  • Melissa Popiel Researcher
  • Dr. Sarah LaRoque
  • Dr. David Nicholas University of Calgary, Central and Northern Alberta Region
  • Christopher Kilmer University of Calgary, Central and Northern Alberta Region
  • Dr. David Este University of Calgary
  • Dr. William Pelech University of Calgary



grounded theory, mixed methods, groupwork, direct practice, intersectionality, relationality, diversity, macro practice, group work


One of the basic assumptions underlying all traditional definitions is that diversity is a characteristic of an individual or a group, which is a problematic to groupwork. This paper explores Phases 1 and 2 of a multi-method research project exploring groupworkers’ understandings of diversity and how their perceptions impact their approach to group processes, with implications for group practice advancement. The project consists of sequential phases following a mixed-methods design. In the initial phase, in-depth semi-structured qualitative interviews were conducted individually with 24 groupworkers. While the second phase (phase two) consisted of 4 focus groups involving theoretical and criterion sampling strategies to interview experienced therapeutically-oriented groupworkers in Western and Eastern Canada. The analysis was guided by Glaser and Strauss’s (1967) constant comparative method involving open-coding, followed by axial coding, and concluded with selective coding.

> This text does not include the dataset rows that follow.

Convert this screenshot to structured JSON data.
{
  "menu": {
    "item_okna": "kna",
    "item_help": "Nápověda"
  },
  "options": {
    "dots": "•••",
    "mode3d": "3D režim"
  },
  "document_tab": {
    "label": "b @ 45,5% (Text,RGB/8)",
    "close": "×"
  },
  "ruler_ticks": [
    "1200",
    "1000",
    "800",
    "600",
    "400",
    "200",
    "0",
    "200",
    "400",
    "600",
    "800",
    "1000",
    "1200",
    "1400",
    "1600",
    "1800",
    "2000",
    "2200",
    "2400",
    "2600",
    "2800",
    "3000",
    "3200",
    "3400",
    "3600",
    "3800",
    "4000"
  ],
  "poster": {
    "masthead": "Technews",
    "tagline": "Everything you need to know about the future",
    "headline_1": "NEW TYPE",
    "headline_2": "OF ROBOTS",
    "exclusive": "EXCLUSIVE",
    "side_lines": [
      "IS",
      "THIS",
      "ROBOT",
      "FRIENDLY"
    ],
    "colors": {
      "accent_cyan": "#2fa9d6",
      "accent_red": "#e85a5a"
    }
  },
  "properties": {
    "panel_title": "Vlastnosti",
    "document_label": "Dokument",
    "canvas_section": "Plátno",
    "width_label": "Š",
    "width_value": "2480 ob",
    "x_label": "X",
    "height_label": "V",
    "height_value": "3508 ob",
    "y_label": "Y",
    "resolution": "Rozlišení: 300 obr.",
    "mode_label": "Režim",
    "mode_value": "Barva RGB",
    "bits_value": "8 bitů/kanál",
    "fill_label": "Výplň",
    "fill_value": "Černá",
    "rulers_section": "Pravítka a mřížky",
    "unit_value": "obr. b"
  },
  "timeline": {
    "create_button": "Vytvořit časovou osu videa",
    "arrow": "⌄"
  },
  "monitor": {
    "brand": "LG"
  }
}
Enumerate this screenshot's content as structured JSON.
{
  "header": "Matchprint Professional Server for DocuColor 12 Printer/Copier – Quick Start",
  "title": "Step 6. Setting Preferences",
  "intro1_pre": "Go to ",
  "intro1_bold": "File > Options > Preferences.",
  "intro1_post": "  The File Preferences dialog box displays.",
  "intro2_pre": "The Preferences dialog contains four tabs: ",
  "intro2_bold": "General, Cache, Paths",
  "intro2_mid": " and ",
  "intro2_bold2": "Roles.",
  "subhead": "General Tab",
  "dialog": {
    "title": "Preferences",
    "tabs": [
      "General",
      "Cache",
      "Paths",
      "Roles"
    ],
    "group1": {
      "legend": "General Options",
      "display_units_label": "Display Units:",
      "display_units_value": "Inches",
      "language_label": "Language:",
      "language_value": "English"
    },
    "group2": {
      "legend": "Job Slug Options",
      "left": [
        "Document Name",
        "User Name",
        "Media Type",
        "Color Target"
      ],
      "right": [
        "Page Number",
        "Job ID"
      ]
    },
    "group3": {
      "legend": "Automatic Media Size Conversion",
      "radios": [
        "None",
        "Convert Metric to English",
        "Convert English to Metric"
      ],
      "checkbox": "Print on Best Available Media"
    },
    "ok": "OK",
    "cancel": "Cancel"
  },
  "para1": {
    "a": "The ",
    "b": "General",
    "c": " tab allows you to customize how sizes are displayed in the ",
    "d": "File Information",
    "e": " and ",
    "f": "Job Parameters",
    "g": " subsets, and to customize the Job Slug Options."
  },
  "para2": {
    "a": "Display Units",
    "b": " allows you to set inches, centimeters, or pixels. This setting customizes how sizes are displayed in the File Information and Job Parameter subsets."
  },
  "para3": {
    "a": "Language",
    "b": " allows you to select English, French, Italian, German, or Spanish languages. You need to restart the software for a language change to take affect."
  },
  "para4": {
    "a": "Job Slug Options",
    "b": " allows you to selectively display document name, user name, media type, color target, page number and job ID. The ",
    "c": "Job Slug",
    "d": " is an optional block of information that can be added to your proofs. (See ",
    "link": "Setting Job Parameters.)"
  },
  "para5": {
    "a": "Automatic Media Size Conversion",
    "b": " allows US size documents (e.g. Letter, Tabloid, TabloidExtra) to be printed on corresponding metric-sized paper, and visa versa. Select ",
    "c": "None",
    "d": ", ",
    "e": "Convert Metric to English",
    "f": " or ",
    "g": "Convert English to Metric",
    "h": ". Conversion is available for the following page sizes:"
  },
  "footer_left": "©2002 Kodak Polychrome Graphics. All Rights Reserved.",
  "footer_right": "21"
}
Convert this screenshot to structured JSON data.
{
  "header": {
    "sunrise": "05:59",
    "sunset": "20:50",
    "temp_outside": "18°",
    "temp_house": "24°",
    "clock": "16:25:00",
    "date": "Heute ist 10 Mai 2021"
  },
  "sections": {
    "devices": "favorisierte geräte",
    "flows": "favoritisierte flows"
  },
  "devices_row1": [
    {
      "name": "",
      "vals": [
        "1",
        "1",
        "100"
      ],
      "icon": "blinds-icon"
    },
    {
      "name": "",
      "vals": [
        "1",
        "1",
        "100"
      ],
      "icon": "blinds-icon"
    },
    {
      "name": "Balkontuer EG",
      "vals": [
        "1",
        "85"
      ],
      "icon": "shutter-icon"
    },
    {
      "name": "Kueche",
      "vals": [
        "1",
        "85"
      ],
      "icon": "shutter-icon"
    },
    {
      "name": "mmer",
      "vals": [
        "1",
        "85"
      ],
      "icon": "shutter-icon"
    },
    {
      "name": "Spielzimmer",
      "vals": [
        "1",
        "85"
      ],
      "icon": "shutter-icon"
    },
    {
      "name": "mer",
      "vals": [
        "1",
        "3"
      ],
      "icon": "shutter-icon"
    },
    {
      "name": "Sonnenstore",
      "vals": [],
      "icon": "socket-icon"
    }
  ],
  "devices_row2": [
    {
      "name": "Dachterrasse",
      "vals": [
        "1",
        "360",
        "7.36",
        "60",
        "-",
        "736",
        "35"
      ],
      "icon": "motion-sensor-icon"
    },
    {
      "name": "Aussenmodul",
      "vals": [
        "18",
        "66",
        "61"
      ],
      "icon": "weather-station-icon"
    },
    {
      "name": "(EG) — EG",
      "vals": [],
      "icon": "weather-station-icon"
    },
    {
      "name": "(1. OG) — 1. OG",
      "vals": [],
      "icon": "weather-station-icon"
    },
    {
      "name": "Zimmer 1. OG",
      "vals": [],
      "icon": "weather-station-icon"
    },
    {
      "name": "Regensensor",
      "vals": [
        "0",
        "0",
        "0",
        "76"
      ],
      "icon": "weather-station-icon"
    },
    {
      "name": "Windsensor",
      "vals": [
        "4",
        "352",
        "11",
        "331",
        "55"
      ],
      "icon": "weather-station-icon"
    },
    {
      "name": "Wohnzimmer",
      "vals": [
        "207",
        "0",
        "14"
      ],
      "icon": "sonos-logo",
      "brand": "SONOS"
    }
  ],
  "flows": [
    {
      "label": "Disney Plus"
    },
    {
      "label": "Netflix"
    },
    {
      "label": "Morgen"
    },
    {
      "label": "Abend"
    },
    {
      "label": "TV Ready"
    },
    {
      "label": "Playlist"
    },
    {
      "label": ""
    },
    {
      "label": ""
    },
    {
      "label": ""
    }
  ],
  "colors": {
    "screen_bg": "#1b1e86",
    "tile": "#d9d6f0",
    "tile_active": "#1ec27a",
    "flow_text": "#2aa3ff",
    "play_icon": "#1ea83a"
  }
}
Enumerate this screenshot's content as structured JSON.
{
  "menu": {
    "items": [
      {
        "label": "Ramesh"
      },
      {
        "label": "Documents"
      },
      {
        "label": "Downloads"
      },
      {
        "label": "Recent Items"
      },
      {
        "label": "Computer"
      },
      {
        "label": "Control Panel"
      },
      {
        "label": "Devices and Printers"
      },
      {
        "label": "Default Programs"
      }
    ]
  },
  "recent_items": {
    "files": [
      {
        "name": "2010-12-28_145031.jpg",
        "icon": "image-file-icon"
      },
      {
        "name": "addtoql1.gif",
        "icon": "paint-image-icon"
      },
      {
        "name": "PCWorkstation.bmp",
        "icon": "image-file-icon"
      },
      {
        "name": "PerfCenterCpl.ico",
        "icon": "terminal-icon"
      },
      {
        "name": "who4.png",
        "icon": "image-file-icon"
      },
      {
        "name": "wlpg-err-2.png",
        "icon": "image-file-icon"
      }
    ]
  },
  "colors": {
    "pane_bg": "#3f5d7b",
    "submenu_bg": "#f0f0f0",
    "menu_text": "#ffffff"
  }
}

Groupworkers reported feeling overwhelmed and, in some cases, “paralyzed” by the complex diversity present in their groups. These findings suggest attention to group diversity renders it potentially more relevant and salient. We also found the levels and complexity of diversity increased as the reflection by groupworkers deepened. In keeping with the traditional aims of groupwork, attending to diversity goes beyond the group to include responses to diversity in the organizational and community contexts. Dialogue and change in organizational responses to diversity is important in the areas of organizational climate, allocation of resources, and agency policy and procedures. Accordingly, offering groupworkers and members tools to attend and navigate diversity in situ is a first step towards recognizing its presence and importance. A critical step in moving forward is to examine the nuances of diversity and move beyond thinking of diversity in terms of demographic variables.

Author Biographies

Dr. Sarah LaRoque

Private Practice

Dr. David Nicholas, University of Calgary, Central and Northern Alberta Region

Professor, Faculty of Social Work

Dr. David Este, University of Calgary


Dr. William Pelech, University of Calgary

Emeritus Professor



2021-12-03 — Updated on 2021-12-10


How to Cite

Popiel, M., LaRoque, S., Nicholas, D. ., Kilmer, C., Este, D., & Pelech, W. . (2021). Defining diversity in groupwork: A relational exploration . Groupwork, 30(1), 88-113. (Original work published December 3, 2021)



Groupwork and Research